This could be a new solution to slow electric car charging speeds.

Tesla may have given up on its ultra-fast charging, but it doesn’t seem like it’s axed the possibility of swapping out batteries for a fresh charge. In a new patent filed by the automaker, it details a new device that would allow for cars to have battery packs swapped out in as little as 15 minutes.

One of the biggest drawbacks for electric car drivers is the time it takes to charge their vehicles. Whether it’s overnight Level 1 charging at home, slightly faster Level 2 destination chargers in cities or full-speed Level 3 Supercharging alongside major highways, it can still take upward of an hour for even the quickest charge. 

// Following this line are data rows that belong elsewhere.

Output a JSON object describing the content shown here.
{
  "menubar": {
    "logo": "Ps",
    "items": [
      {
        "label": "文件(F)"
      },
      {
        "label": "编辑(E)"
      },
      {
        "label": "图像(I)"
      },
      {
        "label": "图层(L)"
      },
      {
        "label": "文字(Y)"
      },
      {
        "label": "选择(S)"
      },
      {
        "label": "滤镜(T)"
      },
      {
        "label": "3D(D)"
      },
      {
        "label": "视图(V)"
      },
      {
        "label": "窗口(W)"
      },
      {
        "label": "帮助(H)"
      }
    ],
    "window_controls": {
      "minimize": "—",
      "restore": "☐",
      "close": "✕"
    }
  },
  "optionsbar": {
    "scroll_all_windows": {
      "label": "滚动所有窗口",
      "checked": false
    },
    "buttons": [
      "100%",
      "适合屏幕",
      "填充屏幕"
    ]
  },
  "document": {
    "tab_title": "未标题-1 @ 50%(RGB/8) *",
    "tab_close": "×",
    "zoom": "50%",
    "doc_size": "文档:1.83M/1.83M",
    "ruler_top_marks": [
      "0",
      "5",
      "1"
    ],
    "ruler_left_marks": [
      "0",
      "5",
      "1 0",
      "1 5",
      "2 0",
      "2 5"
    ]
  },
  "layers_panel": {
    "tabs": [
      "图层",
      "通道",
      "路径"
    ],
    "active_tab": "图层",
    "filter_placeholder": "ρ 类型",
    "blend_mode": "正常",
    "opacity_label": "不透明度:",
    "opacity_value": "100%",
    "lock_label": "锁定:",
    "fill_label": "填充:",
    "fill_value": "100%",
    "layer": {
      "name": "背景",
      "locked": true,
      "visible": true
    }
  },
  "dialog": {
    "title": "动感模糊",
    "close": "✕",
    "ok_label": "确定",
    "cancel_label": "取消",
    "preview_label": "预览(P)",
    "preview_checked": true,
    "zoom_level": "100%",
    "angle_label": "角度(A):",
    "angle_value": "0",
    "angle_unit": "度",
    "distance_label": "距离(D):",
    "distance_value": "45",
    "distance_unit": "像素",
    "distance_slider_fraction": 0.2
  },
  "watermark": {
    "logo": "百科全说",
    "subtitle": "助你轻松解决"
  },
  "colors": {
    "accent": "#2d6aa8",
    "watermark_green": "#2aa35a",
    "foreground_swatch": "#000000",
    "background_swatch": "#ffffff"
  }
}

Tesla has since attempted to bulk up its Supercharging network quite a few times in order to support the increased demand for electric charging, yet complaints continue to roll in that chargers are congested, or even that people are using them as parking spaces.

Tesla has considered a battery-swapping service in the past, but there were no updates on their plans until now, with its recent patent.

via U.S. Patent Office

These devices, which resemble service lifts, will live in a small facility known as an Electrical Energy Storage Station, where drivers visit for the swap. Tesla’s goal is to establish a quicker way for vehicles to charge, and describes the swapping process as a “more rapid way of replenishing the electric energy [than Supercharging] for the electric vehicle,” making it possible for an electric car to travel long distances without long charging times. In fact, the process is expected to take less than 15 minutes.

via U.S. Patent Office

Essentially, the EESS would raise the vehicle in the air, remove the old battery pack and transport it away from the vehicle, presumably to charge and re-enter circulation later. Then it would take a battery from reserve and install it into the vehicle. The EESS may be able to operate autonomously, based on the wording of the patent. It could also be operated by technicians. 

This process does raise concerns, such as wear on electrical connectors and whether a  customer can receive the correct battery pack each time. Tesla hasn’t made any official statements about this patent, so these could all be concerns that the company will address prior to launch. 

It’s a big challenge to develop the currently immature electrical charging grid to support the number of electric cars entering the market. This is exactly why Tesla is attempting to find solutions to existing technologies, at least ahead of the introduction of graphene-based solid state batteries in the market. But perhaps the consumers of electric cars need to consider altering their charging habits in order to combat the current number of chargers available to them.